Excerpts from an interface dataset

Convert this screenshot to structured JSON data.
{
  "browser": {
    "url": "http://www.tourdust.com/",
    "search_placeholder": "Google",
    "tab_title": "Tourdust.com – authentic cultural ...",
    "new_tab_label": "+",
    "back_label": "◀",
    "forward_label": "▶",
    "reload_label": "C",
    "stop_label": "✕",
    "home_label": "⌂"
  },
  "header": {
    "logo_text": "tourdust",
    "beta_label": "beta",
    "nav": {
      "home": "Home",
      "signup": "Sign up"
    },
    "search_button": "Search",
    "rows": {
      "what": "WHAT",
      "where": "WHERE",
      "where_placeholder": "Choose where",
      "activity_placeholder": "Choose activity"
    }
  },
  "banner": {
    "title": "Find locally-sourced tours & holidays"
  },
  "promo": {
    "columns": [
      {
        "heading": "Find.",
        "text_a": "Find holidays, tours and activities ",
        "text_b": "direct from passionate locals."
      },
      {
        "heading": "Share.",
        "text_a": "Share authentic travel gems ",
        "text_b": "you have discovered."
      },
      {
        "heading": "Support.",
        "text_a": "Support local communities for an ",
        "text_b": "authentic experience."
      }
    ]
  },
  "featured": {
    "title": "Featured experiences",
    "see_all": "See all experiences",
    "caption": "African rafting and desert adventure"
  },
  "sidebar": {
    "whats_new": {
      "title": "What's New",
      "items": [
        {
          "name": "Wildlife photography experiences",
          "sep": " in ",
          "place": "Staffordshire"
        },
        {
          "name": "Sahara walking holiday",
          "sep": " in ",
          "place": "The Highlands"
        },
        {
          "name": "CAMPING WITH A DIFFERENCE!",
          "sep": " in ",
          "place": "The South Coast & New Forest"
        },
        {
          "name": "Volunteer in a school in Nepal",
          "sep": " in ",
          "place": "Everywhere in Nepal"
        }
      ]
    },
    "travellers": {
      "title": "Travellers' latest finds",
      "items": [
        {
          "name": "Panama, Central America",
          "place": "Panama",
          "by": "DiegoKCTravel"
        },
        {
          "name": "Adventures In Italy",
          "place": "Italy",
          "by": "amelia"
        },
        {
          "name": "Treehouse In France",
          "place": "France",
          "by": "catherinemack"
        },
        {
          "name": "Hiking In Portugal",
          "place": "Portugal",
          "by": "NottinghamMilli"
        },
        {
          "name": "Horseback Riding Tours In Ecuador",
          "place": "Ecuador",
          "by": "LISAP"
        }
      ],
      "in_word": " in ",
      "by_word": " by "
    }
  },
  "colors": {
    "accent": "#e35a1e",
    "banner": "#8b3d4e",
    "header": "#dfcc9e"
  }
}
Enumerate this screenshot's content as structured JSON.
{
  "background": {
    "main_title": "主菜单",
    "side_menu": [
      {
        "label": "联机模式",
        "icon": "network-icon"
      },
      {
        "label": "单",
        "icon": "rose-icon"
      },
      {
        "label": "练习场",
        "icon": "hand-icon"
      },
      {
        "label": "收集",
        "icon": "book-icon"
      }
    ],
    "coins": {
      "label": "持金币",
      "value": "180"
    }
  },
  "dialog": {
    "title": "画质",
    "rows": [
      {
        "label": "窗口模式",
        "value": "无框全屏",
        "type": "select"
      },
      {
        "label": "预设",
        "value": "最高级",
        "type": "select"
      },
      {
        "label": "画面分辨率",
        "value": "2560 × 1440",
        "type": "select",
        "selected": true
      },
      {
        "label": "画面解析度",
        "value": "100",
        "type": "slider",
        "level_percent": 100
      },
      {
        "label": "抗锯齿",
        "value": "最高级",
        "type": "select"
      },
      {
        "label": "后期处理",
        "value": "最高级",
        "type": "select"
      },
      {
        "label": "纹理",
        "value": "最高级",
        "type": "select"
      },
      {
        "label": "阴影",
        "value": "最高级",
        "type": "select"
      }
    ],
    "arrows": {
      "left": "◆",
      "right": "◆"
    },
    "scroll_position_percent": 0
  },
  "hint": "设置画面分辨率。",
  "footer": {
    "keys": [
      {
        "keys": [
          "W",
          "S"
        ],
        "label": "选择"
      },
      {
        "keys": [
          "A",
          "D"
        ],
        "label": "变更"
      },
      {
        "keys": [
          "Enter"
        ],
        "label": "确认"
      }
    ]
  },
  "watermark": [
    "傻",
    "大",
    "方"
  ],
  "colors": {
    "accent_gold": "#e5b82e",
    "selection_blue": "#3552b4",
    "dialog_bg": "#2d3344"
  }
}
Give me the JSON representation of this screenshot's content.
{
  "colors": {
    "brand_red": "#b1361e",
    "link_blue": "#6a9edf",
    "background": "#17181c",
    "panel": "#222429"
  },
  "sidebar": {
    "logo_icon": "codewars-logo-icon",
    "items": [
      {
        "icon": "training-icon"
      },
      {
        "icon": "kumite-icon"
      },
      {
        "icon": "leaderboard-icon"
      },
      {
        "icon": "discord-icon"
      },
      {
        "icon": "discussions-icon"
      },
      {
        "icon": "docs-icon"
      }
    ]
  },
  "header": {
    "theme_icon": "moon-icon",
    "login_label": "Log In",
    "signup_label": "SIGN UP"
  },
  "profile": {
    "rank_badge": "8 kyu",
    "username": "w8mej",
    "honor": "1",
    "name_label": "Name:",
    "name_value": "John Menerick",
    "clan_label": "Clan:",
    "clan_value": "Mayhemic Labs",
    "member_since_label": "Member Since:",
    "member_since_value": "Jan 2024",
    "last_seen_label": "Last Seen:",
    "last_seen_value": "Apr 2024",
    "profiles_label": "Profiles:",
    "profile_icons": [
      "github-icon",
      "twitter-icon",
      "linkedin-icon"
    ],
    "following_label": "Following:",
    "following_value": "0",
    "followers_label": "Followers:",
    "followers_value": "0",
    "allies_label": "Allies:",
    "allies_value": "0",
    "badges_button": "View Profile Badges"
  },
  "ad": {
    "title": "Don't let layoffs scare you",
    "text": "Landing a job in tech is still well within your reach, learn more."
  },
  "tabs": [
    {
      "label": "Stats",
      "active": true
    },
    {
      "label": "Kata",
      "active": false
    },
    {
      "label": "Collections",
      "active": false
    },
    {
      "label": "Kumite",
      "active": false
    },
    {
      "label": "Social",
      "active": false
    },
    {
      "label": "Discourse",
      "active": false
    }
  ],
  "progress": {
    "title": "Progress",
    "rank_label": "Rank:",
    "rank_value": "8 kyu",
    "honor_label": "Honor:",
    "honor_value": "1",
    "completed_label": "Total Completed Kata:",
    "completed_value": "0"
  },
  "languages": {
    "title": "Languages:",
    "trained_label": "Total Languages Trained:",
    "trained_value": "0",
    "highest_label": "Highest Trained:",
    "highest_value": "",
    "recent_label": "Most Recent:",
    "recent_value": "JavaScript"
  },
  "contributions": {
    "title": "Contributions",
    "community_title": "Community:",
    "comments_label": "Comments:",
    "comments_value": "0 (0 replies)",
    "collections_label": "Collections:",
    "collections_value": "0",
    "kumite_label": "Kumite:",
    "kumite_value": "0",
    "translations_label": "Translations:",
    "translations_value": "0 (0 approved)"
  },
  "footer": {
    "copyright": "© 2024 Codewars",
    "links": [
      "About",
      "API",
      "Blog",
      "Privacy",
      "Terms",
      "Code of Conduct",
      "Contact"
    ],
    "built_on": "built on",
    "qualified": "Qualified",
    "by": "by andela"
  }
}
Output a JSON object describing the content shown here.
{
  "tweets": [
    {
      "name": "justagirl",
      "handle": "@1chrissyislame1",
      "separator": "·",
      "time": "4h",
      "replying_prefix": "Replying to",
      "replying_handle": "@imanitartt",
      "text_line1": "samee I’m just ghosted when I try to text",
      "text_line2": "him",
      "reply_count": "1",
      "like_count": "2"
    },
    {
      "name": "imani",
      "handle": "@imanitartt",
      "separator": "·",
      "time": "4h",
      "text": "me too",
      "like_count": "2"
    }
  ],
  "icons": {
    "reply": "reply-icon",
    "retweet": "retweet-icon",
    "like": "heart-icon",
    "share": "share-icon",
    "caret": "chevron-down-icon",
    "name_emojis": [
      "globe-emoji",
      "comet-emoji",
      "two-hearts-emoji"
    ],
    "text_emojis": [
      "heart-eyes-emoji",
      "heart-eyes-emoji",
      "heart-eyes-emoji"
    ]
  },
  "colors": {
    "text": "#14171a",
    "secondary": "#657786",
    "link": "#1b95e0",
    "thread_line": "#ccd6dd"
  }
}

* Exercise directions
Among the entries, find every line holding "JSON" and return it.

* Exercise response
Convert this screenshot to structured JSON data.
Enumerate this screenshot's content as structured JSON.
Give me the JSON representation of this screenshot's content.
Output a JSON object describing the content shown here.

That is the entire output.